▶ _Try it_:
Run through the data and copy out every line that mentions the word "JSON".

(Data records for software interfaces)
·····

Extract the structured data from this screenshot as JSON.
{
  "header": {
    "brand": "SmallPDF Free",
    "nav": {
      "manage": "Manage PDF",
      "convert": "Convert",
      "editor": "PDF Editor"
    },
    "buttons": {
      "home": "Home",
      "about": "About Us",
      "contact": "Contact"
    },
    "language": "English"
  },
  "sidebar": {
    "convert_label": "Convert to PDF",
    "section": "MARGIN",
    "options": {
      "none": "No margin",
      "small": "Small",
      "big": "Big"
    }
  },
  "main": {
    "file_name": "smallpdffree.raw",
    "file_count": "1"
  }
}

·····

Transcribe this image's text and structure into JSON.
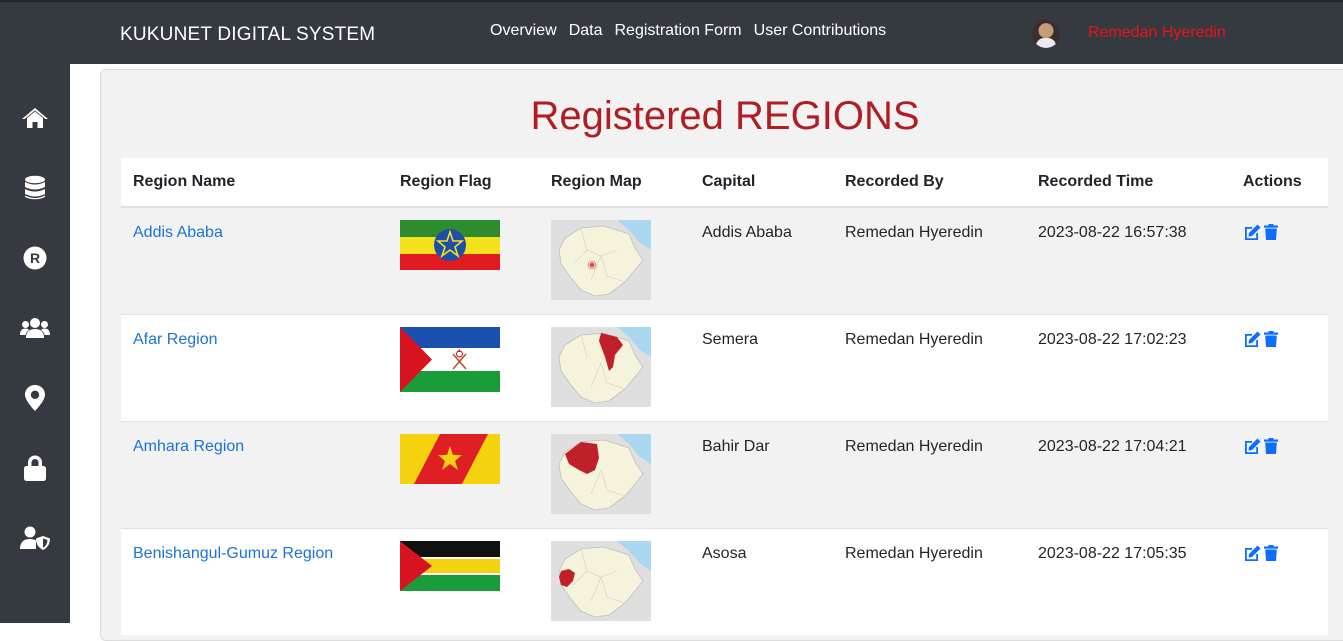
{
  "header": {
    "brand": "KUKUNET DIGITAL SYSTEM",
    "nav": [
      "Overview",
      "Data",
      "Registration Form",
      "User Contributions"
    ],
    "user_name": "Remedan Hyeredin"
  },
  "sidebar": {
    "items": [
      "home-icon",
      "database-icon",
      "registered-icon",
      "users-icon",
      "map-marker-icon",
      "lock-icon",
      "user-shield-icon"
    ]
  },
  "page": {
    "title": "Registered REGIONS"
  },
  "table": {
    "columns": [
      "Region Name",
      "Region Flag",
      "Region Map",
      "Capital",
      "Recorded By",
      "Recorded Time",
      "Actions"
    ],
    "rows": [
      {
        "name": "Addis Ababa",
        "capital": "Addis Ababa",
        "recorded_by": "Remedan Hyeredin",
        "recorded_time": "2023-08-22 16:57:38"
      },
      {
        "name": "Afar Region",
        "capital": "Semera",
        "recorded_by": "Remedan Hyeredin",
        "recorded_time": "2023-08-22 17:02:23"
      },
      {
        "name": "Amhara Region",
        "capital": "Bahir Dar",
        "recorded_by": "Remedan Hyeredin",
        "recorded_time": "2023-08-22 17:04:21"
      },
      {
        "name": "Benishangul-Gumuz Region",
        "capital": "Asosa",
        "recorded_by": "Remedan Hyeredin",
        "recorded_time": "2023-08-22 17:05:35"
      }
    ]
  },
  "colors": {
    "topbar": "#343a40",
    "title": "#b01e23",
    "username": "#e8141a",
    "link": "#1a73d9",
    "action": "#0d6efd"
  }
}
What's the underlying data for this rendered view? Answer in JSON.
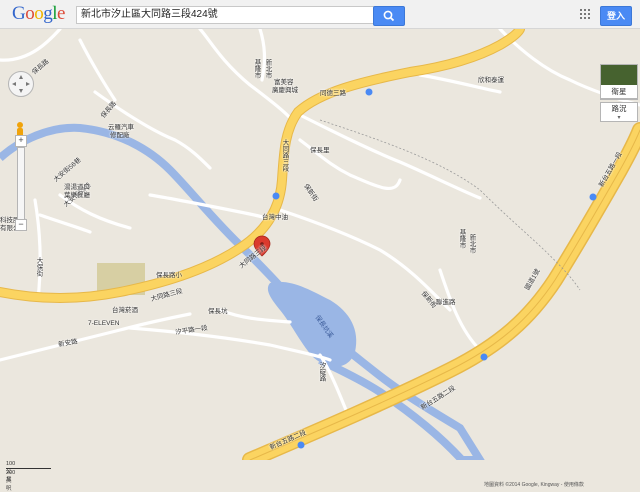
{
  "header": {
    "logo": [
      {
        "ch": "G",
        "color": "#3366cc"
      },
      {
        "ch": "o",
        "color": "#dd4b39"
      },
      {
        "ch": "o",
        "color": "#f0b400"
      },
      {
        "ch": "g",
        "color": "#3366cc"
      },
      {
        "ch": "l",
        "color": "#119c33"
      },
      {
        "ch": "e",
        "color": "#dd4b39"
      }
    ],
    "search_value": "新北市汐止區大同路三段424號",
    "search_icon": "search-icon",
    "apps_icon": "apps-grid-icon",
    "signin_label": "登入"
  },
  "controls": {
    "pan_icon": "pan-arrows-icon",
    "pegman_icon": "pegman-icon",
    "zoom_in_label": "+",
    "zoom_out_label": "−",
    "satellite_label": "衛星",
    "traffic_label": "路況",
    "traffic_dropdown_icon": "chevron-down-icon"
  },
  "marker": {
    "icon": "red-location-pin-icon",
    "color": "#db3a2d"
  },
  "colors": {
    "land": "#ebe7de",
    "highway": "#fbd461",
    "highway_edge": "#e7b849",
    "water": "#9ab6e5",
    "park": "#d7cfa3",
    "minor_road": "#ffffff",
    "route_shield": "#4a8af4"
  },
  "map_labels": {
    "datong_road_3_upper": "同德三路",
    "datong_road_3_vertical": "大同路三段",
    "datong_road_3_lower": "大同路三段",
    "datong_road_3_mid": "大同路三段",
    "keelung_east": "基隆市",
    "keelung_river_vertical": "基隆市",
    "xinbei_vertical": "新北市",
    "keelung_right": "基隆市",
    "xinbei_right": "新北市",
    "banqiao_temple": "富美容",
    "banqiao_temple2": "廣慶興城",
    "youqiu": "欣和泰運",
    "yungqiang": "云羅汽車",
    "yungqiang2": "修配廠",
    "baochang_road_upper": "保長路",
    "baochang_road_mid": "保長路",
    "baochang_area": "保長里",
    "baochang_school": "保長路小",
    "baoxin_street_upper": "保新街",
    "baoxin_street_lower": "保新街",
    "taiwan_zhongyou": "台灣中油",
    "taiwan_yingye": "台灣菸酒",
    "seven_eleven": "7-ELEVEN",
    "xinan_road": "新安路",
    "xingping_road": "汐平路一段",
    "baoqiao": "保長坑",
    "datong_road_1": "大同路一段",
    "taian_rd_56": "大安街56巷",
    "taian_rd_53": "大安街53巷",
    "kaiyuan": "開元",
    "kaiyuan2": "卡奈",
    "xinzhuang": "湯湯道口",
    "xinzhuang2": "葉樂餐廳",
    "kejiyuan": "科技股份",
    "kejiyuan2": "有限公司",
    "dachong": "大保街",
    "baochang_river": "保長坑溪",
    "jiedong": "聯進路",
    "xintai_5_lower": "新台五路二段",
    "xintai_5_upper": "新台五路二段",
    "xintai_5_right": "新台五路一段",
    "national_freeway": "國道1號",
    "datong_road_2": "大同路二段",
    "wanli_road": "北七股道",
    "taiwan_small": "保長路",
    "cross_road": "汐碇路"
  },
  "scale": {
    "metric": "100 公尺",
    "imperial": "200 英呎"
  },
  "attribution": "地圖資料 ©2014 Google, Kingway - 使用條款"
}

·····

▶ _Solved problem_:
Extract the structured data from this screenshot as JSON.
Transcribe this image's text and structure into JSON.
What's the underlying data for this rendered view? Answer in JSON.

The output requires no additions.